Beginning July 8, 2014, a series of destructive wildfires flared throughout the north central Washington region. This resulted in the largest fire in state history, impacted seven counties, burned more than 363,000 square acres and destroyed more than 360 homes.
As wildfires raged, a severe windstorm struck further east, in Spokane, and destroyed 53 homes. Simultaneously responding to both disasters, Red Cross teams:
-Opened 18 shelters
-Operated 12 fixed feeding sites and served nearly 45,000 meals and snacks
-Established 5 bulk distribution sites to distribute more than 6,000 items
-Provided casework assistance to 680 individuals
-Provided health and emotional support contacts to more than 2,000 people impacted residents.
It was an unusually devastating summer in our state and local residents, businesses and community organizations gave generously to support the Red Cross at a time when it was needed most. With these donations, we provided critical aid to disaster-impacted residents as soon as it was needed as well as ongoing support as they continue the long road to recovery. Thank you to everyone who supported this disaster relief effort.
Partner Collaboration Advances Recovery for All
Six months later, the recovery phase in this rural, remote and mountainous region demands ongoing determination and diligence. To help all households in fire-impacted communities move forward, the Red Cross is working together with a local Long-Term Recovery Group, a coalition of community and grassroots organizations from across north central Washington.
“The wildfire disaster was unique and this region is challenging with communities spread out and enormous distances to cover,” said Amanda Appel, Red Cross disaster program specialist. “We need to be persistent in order to reach everyone as well as be creative and flexible to provide meaningful help.”
Wood-burning stoves are the main source of heat for many local homes, Appel explains, so the Red Cross provided firewood and other winterizing assistance to keep homes and families warm through the winter until they are ready to rebuild in spring.

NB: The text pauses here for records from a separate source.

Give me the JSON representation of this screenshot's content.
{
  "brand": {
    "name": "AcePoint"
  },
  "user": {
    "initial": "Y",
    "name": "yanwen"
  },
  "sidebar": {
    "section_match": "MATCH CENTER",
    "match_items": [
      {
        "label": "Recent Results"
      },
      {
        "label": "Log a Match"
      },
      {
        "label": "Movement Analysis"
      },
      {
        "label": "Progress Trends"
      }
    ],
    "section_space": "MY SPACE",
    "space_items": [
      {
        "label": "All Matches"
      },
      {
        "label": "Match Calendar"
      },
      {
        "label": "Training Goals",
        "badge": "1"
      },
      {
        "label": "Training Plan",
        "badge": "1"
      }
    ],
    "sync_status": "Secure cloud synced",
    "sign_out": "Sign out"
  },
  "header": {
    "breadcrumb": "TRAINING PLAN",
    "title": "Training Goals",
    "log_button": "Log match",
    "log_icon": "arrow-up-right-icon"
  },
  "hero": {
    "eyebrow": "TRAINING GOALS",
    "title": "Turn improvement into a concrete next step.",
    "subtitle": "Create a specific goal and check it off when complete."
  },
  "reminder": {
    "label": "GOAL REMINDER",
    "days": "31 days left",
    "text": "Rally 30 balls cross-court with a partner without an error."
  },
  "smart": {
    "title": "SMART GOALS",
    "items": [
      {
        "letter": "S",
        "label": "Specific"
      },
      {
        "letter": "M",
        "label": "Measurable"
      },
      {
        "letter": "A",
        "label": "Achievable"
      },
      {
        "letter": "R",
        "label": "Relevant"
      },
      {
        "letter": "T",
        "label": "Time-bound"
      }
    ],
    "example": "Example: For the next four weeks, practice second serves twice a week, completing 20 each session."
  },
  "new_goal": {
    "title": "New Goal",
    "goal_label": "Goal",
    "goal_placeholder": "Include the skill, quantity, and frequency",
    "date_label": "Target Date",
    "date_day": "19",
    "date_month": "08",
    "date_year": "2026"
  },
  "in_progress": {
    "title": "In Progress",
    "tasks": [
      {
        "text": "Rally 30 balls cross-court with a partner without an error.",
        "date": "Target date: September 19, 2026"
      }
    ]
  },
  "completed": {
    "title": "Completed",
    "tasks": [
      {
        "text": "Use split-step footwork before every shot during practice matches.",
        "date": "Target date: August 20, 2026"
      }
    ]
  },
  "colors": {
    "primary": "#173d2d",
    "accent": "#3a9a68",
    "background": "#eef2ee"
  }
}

The Red Cross also provided support for costs associated with moving, relocating mobile homes, renting storage units, new housing rentals, and utility hook ups.
“We continue to find people who need help and don’t know what the Red Cross could do for them, so I help them better understand the scope of what is available,” says Jessica Martin, a disaster case manager with the Okanogan County Community Action Council. The council is one of the members of the Long-Term Recovery Group and has been a key partner with the Red Cross.
Martin notes that in a community where most residents live off the grid, a hot-burning wildfire leads to unexpected challenges in the recovery effort. “All the well, cistern and septic lids simply melted.” This was a critical need to address as local residents would have had large expenses on their hands to replace or repair these items. “This was a key gap to fill and the Red Cross met that gap,” Martin said.
Red Cross Ready: Alert and Prepared for Secondary Impacts
The wildfires left vast expanses of terrain and hillsides bare. When heavy rains arrive in the spring, experts predict that flooding and mudslides are not far behind.
“Communities already hard-hit by the devastating wildfires will be even more vulnerable and have fewer resources to cope,” explained Amanda Appel, Red Cross disaster program specialist.
Recognizing that these secondary impacts represent a serious threat, the Red Cross has collaborated with local communities to strengthen the existing volunteer corps to ensure they are ready to respond if and when another disaster strikes. In the Methow Valley, the Red Cross has recently established a broader group of core volunteers. Focus is now being placed on expanding volunteer groups in Omak and Okanogan.
During a disaster, volunteers can assist with critical components of the relief operation from staffing evacuation shelters and driving food or relief supplies in to communities to connecting with local organizations and businesses to learn what resources are available for the families hit hardest. All Red Cross training is provided to volunteers at no cost.
“With trained volunteers, these communities will be more prepared and resilient should secondary impacts hit,” Appel said.
To learn more about volunteer opportunities with the Red Cross, call (509) 663-3907 or visit www.redcross.org/volunteer